For him, letting go meant letting go of habits that will eventually mean the destruction of the planet.  In place of trying to fit these new habits into a culture that supports opposing values, he preaches a shift in global living that replaces power with equity, exploitation with respect, and consumption with sustainability.

In the book he makes a case for a different model for society, and offers very practical information for shining a light on our own habits and how to make a difference in our lives.

Read this book if you are interested in:

  • Exploring some thought-provoking models for a society that supports living lightly on the earth
  • Learning exactly the negative environmental impact that use of every one of your possessions represents
  • Determining your current footprint on the earth so that you can make quantifiable changes
  • Challenge yourself to make these changes

My favorite parts of this book were:

  • Chapter 1:  Building the Case for Global Living
  • Figure 6-7:  Ecological Footprint Quiz (you can also take a version of a footprint quiz online at http://www.redefiningprogress.org)
  • Chapter 9:  Applying the Tools (you actually should  read Chapters 5-6 first, but they’re pretty weighty if you’re not a numbers person)

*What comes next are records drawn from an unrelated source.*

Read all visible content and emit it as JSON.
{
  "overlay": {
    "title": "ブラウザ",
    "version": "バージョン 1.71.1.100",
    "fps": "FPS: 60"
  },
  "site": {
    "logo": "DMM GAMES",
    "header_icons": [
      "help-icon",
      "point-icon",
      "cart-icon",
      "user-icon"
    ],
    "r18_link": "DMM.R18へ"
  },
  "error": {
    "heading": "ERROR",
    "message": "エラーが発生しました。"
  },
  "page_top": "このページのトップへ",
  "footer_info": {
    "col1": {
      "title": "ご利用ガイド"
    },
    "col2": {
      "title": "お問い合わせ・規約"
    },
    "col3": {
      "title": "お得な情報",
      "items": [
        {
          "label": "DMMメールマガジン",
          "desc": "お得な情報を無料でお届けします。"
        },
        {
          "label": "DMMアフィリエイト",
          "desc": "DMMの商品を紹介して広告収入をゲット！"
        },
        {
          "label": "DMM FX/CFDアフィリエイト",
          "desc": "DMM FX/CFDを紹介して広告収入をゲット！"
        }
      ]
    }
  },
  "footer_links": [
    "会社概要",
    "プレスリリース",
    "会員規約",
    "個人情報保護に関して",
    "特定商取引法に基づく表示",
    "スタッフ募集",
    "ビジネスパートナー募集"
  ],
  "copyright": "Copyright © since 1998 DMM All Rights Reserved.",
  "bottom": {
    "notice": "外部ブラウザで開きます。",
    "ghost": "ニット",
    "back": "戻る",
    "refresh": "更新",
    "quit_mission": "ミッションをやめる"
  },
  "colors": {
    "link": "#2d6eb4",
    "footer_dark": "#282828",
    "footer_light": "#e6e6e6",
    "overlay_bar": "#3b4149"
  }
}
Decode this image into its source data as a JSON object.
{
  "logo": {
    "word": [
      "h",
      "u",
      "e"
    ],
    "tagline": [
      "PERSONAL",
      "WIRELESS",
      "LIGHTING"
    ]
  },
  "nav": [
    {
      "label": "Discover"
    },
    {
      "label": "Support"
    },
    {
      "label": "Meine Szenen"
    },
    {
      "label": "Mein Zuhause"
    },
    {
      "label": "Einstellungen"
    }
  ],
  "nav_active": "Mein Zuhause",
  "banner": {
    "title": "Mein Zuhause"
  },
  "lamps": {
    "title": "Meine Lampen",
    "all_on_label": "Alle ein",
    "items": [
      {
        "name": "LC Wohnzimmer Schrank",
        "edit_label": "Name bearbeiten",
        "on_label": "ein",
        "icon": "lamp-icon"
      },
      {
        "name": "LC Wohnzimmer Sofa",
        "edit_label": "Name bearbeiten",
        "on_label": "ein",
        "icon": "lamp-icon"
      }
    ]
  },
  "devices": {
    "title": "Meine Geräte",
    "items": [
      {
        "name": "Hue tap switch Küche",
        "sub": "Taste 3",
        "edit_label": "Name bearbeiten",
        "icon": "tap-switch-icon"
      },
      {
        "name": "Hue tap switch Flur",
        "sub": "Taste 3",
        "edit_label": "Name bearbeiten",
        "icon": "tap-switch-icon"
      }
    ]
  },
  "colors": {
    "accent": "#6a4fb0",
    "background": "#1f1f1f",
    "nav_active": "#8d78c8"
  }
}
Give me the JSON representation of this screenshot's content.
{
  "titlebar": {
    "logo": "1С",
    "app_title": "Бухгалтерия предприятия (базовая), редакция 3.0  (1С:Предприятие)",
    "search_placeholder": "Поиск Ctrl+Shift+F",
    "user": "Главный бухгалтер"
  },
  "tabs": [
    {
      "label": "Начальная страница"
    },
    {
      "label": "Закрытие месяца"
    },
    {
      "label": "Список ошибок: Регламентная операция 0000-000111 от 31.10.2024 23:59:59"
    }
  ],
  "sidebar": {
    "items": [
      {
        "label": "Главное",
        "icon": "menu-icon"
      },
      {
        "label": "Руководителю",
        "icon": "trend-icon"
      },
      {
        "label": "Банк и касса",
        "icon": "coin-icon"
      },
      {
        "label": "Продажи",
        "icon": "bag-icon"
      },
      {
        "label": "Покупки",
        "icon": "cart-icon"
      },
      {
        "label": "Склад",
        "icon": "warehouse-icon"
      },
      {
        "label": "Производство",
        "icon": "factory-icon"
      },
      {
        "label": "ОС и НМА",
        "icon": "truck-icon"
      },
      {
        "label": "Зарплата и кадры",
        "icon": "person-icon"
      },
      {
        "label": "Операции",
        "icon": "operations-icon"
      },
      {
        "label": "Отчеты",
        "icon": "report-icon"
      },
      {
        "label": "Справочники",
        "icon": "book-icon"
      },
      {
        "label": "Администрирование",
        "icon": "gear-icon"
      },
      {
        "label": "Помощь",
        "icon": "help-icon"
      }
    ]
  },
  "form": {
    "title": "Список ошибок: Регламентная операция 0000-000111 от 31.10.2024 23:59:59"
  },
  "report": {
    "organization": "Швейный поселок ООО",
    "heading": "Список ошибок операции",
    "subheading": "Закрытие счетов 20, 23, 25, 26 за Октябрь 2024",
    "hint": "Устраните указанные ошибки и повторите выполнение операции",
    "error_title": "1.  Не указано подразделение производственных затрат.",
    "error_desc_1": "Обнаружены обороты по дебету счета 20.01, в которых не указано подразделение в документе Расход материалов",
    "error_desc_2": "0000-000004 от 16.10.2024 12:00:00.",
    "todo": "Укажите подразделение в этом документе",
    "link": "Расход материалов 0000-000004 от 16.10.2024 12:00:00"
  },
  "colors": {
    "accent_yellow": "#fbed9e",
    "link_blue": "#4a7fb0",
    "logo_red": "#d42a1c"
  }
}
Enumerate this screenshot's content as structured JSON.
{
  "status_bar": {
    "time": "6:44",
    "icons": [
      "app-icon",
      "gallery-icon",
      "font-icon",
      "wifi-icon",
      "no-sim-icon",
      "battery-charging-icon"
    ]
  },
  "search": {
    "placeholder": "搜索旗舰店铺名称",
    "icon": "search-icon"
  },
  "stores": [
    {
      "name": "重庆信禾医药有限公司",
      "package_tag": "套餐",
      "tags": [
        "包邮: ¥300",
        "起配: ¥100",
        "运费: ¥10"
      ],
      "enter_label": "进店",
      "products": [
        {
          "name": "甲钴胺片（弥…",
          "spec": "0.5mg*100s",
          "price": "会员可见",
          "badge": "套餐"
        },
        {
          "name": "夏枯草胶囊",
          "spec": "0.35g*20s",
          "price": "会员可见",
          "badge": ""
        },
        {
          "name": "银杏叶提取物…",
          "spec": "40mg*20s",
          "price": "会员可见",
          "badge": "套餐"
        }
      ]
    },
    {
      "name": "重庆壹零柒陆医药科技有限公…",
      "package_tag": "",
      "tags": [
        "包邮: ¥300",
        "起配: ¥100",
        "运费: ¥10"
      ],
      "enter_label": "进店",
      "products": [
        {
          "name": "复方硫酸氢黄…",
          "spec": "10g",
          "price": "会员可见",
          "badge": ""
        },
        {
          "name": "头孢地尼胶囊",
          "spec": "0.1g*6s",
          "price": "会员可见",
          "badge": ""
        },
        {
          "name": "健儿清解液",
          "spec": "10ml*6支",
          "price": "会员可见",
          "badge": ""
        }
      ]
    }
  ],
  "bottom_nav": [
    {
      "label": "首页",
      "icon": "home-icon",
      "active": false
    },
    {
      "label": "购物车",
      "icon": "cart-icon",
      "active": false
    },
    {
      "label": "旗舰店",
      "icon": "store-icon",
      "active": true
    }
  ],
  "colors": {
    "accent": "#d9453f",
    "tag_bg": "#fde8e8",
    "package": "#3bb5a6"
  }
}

I would have added Chapter 7,   The Second Tool:  Your Money or Your Life, but I’ve long ago read and reread that book, so I skipped that chapter.  (By the way, the third edition is now available with updates.)

One of my favorite quotes from this book:

Our intuition doesn’t need a factual basis to know what to do; it is a way of knowing without the use of our rational minds.  Intuitive information is like an internal compass, guiding us in considering the well-being of the whole.  Does your intuition and spirituality influence you to share the Earth?  Most spiritual paths include kindness, compassion, forgiveness, and reciprocity.  If your scientific mind looks deeply into natural phenomena, while our spirituality embraces all life, and we pay attention to our intuition, our personal ethics will influence how we make day to day choices.  As we get out of theory and down to practice, some ethical questions might be:

  • Could Earth support all the world’s people at my standard of living?
  • Do other species or people suffer because of my lifestyle?
  • Do good things come from each dollar I spend?
  • Do other species have inherent value?
  • Should my race, gender, strength, taxonomy, education or birthplace allow me to consume more than others?
  • Are wars being fought over resources that I use?
  • Do I support corporations or industries that damage the environment or exploit workers in sweatshops?
  • Is my lifestyle in alignment with my own values?

This gets to the heart of why we should let go of our stuff, let go of our bad energy habits, let go of wants that don’t help us or our planet.